While President Donald Trump should have “little trouble” getting much of his agenda through Congress, though a full repeal of the Affordable Care Act will be tough, the thrust of Trump’s policies toward the financial sector should be “positive,” but with likely “hiccups along the way,” Andy Friedman of The Washington Update says.
Friedman, in his latest white paper, predicts how Trump’s policies will affect investing, taxes and the markets.
Indeed, Trump told business leaders Monday that his administration is committed to rolling back regulations by 75%, “maybe more,” as well as cutting taxes for the middle class and for businesses — to a 15% to 20% business tax rate from 35%.
As with repeal of the ACA, Trump has suggested that he would also seek to repeal the Dodd-Frank Act, but as in the case of the ACA, “the Senate filibuster rule will preclude full repeal of Dodd-Frank.”
While Trump can roll back many of former President Barack Obama’s executive actions without congressional approval, there are “checks on Trump’s plenary ability to implement his policies,” Friedman said.

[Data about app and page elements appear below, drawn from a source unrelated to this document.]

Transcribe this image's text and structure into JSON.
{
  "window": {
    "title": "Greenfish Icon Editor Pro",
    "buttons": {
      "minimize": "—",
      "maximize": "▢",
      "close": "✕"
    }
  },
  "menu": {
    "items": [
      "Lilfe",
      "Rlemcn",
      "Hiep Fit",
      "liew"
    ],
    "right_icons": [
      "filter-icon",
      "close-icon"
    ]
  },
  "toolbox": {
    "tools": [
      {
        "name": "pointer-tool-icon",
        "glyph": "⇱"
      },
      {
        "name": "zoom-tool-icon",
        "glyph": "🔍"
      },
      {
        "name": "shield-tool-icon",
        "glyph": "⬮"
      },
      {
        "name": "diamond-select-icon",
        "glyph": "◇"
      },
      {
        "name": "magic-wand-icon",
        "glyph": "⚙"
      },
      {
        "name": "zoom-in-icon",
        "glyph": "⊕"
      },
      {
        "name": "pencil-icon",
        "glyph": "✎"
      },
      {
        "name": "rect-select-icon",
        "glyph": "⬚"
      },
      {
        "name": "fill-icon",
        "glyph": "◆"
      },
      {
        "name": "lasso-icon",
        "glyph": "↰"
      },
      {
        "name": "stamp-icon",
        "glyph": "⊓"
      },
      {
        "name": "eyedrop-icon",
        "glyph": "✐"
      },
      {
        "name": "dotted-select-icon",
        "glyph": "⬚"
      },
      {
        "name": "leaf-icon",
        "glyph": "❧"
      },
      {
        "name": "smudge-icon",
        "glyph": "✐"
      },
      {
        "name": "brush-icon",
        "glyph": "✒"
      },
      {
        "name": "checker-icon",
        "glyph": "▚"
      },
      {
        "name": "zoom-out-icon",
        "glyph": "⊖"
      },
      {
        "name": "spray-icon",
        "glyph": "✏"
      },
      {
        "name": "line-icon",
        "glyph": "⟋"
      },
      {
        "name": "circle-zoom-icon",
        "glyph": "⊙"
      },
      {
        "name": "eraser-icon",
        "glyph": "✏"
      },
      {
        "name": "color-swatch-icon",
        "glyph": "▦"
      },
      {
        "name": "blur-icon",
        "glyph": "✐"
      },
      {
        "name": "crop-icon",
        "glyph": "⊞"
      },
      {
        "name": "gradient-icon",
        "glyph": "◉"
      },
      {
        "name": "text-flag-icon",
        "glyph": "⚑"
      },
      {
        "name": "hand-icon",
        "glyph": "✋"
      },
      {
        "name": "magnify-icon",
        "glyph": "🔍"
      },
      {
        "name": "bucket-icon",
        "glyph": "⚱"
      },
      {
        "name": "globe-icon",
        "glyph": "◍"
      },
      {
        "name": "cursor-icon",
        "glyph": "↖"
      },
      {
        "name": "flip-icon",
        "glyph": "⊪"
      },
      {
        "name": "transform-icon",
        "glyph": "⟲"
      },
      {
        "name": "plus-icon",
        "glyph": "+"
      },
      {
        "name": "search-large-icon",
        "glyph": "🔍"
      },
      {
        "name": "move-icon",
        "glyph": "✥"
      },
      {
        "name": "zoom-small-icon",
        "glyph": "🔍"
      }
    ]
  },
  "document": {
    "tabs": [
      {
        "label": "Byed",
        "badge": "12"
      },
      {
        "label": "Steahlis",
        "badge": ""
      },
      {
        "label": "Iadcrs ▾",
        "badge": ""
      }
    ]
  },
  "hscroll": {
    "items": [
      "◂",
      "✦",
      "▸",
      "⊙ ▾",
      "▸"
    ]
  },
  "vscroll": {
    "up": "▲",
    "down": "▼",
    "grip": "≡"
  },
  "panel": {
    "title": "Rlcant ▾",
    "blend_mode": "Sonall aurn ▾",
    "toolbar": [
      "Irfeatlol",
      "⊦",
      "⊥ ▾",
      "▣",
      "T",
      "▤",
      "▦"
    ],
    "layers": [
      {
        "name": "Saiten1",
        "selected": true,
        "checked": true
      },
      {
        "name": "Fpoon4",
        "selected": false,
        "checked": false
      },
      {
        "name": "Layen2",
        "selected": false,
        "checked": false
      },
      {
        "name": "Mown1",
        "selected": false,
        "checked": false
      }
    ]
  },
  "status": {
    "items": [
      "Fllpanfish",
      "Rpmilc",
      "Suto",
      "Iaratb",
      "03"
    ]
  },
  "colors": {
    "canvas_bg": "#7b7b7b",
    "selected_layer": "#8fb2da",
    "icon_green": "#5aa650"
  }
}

In the Senate, 60 votes are required to overcome a filibuster and pass most legislation. While the Republicans have a majority in the Senate, they do not have 60 votes.
However, Congress’ “reconciliation” procedure “permits the Senate to pass most spending and tax legislation with a simple majority,” Freidman explains. “House Speaker Paul Ryan already has said he plans to use this procedure to pass much of Trump’s fiscal agenda, such as tax reform.”
Unlike the ACA, Dodd-Frank has “few financial underpinnings that Congress can eliminate through the reconciliation process,” he notes.